» YOUR GOAL:
Scan the entries below for "JSON" and copy each line that holds it.

» STORED DATA:
● ● ●
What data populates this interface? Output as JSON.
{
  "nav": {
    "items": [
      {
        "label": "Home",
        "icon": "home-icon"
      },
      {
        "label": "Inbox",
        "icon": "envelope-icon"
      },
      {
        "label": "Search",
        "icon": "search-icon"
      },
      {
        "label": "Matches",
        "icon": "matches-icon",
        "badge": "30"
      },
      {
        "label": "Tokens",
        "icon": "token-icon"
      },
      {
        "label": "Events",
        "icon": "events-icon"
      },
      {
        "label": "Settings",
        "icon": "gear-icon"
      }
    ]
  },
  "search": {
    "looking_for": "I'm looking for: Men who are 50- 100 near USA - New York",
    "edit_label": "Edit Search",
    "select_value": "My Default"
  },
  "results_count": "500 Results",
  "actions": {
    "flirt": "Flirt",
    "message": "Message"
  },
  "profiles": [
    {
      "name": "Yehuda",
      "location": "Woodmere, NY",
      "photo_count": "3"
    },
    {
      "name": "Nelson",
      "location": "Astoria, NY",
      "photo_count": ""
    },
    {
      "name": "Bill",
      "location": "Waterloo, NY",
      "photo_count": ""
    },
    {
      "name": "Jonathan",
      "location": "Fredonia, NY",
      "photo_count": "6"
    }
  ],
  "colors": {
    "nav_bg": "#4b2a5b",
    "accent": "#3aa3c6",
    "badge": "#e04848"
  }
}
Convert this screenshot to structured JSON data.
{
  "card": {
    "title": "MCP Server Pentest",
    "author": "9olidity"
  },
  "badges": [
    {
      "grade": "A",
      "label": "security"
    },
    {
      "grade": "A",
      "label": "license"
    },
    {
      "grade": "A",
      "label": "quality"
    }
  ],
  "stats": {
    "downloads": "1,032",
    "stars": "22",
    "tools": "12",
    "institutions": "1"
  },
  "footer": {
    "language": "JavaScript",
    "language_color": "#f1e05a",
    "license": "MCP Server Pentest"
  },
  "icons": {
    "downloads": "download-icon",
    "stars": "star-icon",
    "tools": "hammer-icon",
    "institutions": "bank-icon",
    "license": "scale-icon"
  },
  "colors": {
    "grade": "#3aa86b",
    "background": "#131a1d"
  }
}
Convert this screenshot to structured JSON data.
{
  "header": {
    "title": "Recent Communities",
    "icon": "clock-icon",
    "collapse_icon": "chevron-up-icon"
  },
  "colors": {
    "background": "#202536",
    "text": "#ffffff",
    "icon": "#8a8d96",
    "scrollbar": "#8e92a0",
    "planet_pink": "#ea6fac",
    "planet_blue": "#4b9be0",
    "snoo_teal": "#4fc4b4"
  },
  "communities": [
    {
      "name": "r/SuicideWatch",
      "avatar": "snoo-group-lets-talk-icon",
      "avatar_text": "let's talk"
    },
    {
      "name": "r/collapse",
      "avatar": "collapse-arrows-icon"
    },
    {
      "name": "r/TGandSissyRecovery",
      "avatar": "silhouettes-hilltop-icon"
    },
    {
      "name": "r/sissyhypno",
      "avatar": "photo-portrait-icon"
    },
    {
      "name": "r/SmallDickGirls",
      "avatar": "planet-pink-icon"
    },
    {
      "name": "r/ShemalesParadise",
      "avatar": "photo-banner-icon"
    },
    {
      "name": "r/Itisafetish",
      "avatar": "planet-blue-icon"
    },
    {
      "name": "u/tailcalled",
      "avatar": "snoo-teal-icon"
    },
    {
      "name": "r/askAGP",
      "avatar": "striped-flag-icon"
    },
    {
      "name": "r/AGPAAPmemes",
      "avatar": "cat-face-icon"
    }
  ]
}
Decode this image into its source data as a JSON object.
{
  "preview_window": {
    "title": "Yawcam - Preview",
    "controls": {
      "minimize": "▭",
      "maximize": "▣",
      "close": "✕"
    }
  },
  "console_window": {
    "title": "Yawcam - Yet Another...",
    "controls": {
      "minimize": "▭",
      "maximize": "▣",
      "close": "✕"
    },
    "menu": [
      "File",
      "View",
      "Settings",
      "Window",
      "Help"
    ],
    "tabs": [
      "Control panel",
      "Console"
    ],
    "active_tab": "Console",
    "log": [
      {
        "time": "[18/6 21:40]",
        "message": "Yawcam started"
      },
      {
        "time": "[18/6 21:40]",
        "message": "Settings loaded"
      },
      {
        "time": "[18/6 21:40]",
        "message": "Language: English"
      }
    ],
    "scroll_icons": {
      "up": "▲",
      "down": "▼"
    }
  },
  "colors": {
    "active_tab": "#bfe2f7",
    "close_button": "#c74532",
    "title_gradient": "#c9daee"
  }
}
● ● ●
» FINISHED TASK:
What data populates this interface? Output as JSON.
Convert this screenshot to structured JSON data.
Convert this screenshot to structured JSON data.
Decode this image into its source data as a JSON object.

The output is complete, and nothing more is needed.